In stark contrast to this modern facade was the walk through the next section which highlighted the cultural aspect of Qatar. This walkway was cleverly designed to mirror the look, feel and smell of Souk Waqif located in Doha. You could distinctly smell coffee and oud while gazing up at the beautiful lanterns that lined the dimly lit corridor. In this section you could treat yourselves to beautiful henna designs by a professional henna artist who donned a traditional garment of Qatar clothing.
Before entering the final section one could choose take a break and relax in the Aljazeera sports bar which was streaming Olympic events live on its network. The bar served non-alcoholic exotic cocktails and canapé’s which looked tantalizingly delicious and refreshing. Unfortunately for us, this was an issue of "look but don’t touch" (or taste in this case) as we were fasting. Also available in the lounge was a Wii console and an interactive game testing ones speed and agility.
The last section was a testament to what had brought the house into effect and that was the Olympics. As soon as we entered this section we were greeted with a sneak peek of a miniature display of the future design of Qatar’s World Cup stadium where the opening and closing ceremony will take place. This section also had a dedicated exhibit to the Qatari female athletes taking part in this year’s Olympics. The special emphasis on the role of women in the Olympics was due to the fact that this was to be the first time Qatar had sent its female athletes to the Olympics.

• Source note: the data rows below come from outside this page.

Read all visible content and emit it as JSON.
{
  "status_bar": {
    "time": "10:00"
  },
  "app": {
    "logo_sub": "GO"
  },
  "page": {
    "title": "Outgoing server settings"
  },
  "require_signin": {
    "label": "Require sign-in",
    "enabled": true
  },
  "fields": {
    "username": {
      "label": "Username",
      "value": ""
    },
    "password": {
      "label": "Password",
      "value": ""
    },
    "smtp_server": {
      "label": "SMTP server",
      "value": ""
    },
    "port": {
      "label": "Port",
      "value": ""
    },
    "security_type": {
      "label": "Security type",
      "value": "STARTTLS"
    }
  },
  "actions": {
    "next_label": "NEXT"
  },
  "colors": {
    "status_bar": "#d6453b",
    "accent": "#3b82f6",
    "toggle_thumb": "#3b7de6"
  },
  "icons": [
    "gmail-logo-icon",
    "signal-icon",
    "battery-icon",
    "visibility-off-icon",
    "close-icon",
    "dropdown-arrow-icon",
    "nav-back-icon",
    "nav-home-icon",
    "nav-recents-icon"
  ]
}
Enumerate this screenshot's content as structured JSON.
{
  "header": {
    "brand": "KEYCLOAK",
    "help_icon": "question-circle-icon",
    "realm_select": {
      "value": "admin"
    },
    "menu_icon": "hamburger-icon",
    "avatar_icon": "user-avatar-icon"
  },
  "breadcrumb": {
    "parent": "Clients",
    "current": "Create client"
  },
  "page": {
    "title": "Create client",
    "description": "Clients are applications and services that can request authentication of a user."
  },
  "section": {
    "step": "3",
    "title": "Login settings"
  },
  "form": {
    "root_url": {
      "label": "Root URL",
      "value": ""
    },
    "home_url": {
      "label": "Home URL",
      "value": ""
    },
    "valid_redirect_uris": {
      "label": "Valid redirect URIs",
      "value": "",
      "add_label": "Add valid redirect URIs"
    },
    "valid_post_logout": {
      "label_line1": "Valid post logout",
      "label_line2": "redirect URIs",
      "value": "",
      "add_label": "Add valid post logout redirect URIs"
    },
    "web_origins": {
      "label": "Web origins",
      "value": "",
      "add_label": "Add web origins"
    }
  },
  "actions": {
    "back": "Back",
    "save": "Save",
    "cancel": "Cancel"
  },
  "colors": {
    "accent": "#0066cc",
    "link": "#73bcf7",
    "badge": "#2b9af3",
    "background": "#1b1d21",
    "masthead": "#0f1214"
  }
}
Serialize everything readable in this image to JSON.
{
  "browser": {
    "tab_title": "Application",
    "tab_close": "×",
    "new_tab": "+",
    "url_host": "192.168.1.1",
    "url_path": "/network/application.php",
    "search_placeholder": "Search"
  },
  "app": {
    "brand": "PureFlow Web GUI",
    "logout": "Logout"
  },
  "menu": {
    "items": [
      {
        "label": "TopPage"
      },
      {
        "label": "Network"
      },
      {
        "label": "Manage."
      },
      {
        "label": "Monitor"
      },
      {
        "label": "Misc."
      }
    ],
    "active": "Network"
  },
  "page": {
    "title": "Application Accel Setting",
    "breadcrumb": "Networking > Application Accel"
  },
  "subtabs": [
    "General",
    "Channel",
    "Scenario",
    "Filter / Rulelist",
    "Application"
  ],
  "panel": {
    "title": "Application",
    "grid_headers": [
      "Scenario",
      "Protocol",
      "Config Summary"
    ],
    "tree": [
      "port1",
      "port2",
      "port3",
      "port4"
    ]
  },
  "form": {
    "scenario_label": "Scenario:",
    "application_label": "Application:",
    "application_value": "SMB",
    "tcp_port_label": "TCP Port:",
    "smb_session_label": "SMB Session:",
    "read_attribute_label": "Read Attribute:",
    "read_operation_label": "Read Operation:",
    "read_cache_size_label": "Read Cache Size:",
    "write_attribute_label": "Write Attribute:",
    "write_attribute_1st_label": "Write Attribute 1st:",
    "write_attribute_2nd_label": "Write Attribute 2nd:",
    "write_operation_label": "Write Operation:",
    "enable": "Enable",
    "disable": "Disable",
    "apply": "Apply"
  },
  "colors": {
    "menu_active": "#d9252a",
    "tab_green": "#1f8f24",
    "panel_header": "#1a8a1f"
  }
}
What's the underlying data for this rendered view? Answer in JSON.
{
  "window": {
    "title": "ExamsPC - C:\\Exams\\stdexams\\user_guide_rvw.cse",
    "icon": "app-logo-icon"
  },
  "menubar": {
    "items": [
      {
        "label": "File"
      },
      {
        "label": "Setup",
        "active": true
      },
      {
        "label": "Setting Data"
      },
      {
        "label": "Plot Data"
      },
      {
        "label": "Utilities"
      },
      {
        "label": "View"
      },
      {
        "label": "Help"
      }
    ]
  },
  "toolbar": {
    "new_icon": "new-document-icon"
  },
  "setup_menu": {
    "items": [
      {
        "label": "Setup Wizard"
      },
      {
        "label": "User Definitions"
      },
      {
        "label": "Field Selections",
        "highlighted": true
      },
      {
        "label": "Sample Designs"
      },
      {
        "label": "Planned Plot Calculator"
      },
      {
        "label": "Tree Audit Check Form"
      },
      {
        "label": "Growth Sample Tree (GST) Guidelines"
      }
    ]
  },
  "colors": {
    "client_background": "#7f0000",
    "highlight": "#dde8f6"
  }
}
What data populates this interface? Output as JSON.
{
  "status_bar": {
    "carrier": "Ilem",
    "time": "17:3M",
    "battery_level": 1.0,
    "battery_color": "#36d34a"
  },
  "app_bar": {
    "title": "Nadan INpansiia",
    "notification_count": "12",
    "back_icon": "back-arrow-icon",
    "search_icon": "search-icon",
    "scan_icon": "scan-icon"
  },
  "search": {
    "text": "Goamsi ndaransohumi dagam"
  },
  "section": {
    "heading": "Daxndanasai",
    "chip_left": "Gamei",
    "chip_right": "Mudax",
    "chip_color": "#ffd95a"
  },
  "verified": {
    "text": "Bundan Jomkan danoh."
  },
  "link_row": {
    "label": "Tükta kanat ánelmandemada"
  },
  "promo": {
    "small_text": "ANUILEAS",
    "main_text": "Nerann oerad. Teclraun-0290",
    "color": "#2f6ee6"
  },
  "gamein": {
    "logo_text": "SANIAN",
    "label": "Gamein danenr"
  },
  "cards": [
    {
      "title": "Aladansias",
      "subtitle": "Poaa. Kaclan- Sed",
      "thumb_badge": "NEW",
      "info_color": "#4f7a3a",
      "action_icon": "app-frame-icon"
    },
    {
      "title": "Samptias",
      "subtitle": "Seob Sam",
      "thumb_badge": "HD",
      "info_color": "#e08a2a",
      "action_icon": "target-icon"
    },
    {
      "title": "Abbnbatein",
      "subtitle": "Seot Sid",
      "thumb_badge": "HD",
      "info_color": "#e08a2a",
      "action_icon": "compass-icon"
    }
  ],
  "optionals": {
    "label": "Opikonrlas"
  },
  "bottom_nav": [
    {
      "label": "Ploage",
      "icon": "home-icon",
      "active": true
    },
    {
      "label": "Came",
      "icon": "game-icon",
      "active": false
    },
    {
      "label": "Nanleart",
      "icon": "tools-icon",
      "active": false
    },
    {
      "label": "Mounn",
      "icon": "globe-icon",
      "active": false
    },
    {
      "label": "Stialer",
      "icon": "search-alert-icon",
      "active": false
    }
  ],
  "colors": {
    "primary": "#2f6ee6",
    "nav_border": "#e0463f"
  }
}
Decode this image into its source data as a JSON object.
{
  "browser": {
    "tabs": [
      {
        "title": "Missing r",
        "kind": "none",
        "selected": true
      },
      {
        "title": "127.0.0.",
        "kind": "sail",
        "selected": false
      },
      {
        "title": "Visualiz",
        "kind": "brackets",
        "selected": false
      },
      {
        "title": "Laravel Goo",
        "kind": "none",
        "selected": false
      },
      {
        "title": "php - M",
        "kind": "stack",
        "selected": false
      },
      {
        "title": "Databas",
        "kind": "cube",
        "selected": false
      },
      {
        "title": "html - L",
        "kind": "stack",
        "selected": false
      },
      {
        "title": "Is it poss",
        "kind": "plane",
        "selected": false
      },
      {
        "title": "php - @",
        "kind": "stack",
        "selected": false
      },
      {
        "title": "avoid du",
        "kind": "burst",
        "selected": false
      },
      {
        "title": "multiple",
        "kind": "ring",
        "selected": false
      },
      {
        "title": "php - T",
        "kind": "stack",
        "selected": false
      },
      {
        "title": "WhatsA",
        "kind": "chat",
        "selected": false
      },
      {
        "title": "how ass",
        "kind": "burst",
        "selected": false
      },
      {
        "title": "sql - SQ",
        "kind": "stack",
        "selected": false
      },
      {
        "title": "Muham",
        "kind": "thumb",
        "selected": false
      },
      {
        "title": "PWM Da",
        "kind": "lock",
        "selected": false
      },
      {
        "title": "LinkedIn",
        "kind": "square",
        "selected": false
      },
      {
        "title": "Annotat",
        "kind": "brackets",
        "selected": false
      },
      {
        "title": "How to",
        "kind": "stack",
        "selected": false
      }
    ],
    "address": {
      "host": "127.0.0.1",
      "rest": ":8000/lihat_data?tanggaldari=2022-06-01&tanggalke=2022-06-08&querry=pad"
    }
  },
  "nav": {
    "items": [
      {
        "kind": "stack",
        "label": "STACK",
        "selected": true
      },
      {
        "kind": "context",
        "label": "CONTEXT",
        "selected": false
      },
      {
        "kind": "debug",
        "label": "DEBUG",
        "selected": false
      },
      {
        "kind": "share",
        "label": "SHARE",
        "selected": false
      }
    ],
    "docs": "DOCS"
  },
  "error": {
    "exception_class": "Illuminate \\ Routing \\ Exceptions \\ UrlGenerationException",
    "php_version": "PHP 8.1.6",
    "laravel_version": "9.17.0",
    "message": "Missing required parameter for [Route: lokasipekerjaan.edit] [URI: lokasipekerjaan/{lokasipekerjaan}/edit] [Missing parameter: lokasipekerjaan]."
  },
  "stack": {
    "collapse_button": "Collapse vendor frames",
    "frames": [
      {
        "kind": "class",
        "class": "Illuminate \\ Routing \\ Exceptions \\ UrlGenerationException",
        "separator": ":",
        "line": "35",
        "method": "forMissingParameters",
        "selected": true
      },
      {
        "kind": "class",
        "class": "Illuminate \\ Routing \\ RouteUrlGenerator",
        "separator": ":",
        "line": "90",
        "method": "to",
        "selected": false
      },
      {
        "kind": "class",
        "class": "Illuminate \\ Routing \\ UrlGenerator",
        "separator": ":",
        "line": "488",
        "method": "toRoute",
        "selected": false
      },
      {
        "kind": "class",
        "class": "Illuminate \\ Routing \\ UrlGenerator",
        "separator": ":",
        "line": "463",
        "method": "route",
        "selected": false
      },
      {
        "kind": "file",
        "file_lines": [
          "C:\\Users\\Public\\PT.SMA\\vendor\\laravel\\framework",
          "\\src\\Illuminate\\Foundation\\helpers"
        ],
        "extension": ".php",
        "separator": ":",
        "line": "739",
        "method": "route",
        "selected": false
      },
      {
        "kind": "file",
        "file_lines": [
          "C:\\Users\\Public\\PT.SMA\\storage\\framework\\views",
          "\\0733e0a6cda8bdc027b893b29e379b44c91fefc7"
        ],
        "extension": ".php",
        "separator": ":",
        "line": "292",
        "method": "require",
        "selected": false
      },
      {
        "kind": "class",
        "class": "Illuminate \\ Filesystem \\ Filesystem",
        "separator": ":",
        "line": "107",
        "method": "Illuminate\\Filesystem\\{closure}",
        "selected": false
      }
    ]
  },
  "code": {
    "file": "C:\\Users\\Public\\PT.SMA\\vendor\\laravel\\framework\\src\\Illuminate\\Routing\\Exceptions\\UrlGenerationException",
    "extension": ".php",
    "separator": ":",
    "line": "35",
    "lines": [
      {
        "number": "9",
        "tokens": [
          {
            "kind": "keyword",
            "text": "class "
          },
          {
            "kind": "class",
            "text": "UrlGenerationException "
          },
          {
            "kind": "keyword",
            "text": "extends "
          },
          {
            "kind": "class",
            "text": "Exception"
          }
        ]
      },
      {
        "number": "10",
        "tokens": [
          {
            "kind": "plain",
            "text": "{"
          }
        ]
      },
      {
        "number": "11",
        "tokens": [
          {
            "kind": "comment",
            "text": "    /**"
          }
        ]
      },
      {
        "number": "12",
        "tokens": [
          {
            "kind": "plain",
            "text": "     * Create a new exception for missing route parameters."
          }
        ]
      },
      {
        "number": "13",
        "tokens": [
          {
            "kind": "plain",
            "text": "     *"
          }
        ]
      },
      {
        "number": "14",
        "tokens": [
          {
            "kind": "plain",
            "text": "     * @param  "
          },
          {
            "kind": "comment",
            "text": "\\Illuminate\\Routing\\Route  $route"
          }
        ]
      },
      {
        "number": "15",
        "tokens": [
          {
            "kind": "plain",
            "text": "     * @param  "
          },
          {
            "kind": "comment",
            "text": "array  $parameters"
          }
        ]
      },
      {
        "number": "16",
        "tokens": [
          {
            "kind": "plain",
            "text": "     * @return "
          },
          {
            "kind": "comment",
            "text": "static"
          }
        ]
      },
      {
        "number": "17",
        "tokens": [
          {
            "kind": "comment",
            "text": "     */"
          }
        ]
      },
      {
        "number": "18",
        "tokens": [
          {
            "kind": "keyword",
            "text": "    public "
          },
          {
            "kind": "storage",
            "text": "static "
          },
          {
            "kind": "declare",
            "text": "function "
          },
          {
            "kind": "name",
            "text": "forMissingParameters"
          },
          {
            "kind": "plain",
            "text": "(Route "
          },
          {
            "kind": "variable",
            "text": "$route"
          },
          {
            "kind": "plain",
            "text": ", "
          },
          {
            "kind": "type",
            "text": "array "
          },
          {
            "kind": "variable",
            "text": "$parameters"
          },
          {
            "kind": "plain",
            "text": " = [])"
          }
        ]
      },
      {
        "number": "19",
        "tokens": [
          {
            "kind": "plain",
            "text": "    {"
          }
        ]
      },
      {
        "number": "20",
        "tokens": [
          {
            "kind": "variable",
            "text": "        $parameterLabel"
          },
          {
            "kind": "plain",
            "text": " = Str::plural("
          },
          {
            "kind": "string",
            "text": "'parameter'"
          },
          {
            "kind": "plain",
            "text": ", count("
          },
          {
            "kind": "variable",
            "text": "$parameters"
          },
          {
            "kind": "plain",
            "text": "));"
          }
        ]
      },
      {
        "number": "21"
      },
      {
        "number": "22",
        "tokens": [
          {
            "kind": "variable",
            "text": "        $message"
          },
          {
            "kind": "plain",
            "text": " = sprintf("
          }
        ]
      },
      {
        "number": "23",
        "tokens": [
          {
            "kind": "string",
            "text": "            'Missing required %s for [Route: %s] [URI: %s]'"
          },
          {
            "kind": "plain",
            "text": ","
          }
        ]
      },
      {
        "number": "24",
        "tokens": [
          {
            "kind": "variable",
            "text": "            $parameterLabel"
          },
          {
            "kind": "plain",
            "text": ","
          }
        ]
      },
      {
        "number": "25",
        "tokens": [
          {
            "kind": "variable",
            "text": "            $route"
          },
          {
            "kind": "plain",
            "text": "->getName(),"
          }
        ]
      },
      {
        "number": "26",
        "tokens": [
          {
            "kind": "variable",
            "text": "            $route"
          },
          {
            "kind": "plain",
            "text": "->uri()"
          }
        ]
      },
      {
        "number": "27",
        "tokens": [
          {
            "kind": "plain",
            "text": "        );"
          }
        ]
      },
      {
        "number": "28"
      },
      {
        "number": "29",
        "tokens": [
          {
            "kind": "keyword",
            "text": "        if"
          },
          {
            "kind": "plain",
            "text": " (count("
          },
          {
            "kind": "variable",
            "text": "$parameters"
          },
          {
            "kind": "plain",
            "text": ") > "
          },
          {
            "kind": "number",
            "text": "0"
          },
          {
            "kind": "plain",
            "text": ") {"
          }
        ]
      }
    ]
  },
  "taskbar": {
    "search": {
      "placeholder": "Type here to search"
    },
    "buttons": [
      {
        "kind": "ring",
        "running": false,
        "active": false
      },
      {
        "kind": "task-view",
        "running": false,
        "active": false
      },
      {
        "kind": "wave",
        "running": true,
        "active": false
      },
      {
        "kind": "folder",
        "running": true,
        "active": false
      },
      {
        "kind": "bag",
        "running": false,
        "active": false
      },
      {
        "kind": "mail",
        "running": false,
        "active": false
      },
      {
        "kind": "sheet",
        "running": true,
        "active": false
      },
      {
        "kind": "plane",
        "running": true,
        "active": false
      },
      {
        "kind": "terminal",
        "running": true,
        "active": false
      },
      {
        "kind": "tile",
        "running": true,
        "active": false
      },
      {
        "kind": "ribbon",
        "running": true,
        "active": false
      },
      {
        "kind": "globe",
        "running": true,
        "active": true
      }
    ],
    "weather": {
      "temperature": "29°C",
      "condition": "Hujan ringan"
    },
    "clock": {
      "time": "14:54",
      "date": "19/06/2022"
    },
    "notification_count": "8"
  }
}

The rest of the exhibit was dedicated to highlighting the future of sports in Qatar with a special exhibit underlying how athletes can balance Ramadan and sports. Due to the fact that the Olympics is taking place during the month of Ramadan, some of the Muslim athletes competing are fasting from sunrise to sunset. This section highlighted how they are able to do this and maintain their athletic levels of fitness by following a strict regime and diet tailored for the specifics of the fasting cycle. But the choice of whether to fast or not has been left up to the athletes as religious leaders in Egypt, Algeria and the United Arab Emirates have determined and agreed that the Muslim athletes could be relieved from their fasting duty during the competition.
Overall, the exhibition's aims were successfully met. The attention to detail and care put into it could be clearly gleaned in the intricacies of the varying sections. Bayt Qatar throughout attempted to highlight that a country can successfully be modern in its outlook whilst still retaining its rich cultural heritage, and that I believe, will be the mantra the country will carry forward when they set about hosting the 2022 World Cup.
Bayt Qatar is open daily to the public from 3pm and hosts daily iftars for its members. There is also a lineup of entertainment including music, fashion and film.By Hiba Alhejazi, Aslan Media Contributor
*Photo Credit: Courtesy of Eman Jueid
Music from the Mideast
Tennessee native Mo Sabri (https://www.facebook.com/TheMoSabri)is a Muslim rapper and singer. Raised in a traditional household, he was taught to...
DAM, or Da Arabian MCs, has been widely recognized as the first Palestinian Hip Hop group, and is among the...